If you tease through history books looking for the roots of the Kennel Club, you eventually come to The Field magazine, and John Henry Walsh, its editor
The Field was founded in London 1853, and its target audience was "those who loved shooting, fishing, hunting and could sniff out a decent claret at 1,000 paces."
John Henry Walsh was on of the judges at the first formal dog show, held in 1859, and he was the person who came up with the points system that guides Kennel Club selection in the show ring to this day.
I bring this up because in an article in the current issue of The Field, gun dog man David Tomlinson says, we must change our attitude to breed purity in order to save gundogs.
Go to Breed Population Analyses on the KC’s website. You will find the EPS for all our gundog breeds, and there’s not one that looks good. Take the English springer spaniel, for example. For many years the springer has been in our top three most popular breeds, with well over 10,000 registrations of puppies a year. But according to the KC, “the rate of inbreeding has remained consistently steady and high over the period of the study (1980-2014). This implies genetic variation is being steadily lost from the breed.”
The KC gives the EPS of the springer as 45.1. It warns: “below an effective population size of 100 (inbreeding rate of 0.50% per generation) the loss of genetic variation in a breed/population increases considerably. An effective population of below 50 (inbreeding rate of 1.0% per generation) indicates that the future of the breed may be at risk.”
There’s no chance for labrador enthusiasts to feel smug.
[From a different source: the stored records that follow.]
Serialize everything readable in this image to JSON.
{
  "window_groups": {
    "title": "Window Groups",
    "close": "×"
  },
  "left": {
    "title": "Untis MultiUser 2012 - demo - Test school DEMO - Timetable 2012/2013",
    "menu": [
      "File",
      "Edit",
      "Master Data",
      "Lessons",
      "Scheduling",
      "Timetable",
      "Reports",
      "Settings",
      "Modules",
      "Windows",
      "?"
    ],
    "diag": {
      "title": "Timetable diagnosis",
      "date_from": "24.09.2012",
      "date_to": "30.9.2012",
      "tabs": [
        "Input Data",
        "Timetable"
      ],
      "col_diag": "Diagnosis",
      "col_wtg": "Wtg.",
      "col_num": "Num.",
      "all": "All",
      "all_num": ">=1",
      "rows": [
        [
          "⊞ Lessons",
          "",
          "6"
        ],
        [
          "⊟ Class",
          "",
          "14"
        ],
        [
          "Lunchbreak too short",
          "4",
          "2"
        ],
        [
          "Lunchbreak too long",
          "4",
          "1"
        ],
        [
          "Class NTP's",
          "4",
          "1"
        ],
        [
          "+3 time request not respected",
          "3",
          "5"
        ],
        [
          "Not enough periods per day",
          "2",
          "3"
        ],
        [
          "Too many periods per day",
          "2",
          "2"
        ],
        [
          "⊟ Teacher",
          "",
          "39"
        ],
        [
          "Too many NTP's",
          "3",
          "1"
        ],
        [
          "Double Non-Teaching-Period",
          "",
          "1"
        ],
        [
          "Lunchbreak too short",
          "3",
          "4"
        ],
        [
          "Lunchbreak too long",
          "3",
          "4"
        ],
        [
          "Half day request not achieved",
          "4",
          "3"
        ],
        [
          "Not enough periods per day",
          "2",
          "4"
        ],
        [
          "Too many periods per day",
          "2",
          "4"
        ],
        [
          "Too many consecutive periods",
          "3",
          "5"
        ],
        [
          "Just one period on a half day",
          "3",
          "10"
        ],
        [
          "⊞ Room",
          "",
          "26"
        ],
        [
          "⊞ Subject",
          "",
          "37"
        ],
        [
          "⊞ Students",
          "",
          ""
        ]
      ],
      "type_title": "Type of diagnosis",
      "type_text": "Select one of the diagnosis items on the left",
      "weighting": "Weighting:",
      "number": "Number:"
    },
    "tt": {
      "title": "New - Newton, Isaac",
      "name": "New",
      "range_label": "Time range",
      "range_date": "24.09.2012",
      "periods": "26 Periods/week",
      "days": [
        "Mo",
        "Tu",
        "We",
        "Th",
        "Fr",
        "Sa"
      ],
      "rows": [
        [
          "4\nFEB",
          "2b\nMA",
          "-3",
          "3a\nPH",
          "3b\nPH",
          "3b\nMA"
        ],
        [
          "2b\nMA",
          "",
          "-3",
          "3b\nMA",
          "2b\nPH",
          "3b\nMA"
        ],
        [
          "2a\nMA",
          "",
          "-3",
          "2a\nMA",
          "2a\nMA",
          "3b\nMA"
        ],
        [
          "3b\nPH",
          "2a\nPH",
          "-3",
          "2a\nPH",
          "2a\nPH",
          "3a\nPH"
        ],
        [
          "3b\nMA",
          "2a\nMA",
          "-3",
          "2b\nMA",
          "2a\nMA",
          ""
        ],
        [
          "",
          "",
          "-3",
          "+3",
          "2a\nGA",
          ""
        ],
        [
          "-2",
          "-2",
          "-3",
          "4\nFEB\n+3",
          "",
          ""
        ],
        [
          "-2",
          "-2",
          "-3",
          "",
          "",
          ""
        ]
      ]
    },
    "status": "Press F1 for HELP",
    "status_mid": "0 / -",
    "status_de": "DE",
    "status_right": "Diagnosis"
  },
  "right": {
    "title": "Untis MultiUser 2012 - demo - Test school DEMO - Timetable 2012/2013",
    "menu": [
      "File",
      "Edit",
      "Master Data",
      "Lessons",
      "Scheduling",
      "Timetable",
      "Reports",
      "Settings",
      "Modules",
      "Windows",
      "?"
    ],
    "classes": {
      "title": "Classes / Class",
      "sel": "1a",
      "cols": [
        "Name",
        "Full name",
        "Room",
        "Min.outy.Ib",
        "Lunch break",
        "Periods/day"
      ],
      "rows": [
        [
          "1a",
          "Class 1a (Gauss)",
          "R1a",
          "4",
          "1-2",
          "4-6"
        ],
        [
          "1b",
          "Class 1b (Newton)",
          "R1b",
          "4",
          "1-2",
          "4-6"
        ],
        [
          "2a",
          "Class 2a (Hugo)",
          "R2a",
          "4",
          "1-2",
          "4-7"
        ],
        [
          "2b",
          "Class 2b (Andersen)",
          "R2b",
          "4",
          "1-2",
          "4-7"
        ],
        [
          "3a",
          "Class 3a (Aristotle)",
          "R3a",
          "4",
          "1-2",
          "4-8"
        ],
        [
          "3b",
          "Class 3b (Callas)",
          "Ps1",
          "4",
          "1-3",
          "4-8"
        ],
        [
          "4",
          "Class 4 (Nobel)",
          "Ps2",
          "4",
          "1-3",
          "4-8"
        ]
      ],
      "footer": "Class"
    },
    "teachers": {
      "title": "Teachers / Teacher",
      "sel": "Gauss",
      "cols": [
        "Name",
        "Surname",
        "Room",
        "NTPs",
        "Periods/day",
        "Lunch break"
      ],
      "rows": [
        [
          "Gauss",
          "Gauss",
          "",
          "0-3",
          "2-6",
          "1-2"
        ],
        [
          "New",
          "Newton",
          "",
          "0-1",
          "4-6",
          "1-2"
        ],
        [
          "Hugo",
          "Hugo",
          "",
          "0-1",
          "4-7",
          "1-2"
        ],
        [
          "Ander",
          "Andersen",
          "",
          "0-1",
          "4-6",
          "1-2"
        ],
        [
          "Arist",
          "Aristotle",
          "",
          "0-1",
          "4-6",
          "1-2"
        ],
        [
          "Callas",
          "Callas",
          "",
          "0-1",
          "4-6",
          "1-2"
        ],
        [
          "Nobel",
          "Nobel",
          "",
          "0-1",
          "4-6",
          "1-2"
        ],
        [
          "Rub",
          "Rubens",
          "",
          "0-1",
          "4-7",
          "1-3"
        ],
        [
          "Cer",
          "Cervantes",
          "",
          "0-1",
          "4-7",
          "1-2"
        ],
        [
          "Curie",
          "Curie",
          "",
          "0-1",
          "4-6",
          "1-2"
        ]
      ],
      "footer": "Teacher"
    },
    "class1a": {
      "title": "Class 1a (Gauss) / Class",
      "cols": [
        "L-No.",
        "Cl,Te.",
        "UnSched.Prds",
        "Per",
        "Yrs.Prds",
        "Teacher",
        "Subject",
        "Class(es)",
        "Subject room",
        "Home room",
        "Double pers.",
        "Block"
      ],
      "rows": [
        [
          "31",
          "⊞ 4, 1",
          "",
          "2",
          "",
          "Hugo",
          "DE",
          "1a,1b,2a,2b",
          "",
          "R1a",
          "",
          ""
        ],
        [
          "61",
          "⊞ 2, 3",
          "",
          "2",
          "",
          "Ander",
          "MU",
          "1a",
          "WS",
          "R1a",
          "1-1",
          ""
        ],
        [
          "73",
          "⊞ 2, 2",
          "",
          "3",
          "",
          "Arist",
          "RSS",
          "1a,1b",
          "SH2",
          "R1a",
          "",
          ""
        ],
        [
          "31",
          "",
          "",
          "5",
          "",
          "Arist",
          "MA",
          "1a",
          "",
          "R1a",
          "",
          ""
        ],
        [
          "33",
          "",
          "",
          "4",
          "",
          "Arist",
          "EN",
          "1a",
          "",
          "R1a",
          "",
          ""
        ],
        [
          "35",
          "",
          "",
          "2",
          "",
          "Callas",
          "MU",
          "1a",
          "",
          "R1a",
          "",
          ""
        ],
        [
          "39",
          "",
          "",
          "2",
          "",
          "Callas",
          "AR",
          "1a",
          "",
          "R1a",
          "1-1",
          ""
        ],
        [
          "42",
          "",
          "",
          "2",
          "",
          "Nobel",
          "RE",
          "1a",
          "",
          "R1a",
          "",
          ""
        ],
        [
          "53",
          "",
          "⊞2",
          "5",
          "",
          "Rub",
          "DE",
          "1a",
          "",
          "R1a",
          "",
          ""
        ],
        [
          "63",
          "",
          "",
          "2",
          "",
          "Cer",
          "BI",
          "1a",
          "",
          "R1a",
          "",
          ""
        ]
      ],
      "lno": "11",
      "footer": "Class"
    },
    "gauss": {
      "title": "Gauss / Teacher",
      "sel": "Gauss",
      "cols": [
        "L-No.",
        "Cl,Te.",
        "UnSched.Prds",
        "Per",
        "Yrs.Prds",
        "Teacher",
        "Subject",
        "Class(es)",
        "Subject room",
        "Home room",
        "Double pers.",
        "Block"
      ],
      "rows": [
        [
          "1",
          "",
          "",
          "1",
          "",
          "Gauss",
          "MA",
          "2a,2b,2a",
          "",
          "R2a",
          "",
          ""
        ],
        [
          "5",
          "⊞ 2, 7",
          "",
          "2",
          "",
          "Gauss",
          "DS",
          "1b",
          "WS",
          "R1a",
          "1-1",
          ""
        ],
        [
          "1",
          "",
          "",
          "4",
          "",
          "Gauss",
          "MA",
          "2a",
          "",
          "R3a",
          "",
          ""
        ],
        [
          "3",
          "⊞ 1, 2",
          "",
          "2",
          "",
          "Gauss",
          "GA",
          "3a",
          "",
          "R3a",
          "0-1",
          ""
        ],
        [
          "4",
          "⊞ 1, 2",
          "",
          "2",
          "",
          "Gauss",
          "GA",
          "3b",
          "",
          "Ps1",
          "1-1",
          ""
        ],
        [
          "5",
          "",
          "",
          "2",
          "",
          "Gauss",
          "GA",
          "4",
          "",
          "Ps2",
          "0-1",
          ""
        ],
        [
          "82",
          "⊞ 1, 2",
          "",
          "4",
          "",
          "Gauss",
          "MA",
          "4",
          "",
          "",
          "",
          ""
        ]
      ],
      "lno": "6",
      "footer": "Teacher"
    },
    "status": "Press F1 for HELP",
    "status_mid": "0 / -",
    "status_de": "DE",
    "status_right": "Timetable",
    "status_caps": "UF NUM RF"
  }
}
The labrador EPS is 81.7 but, the KC notes, “there appears to be an extensive use of popular dogs as sires in this breed”. The EPS for flat-coated retrievers is 67.9; golden retrievers, 61.9; cockers, 49.1; Sussex spaniels, 32.2; English setters, 29.8; clumber spaniels, 24.5.
Bottom line: Outbreeding is critical for gundog survival.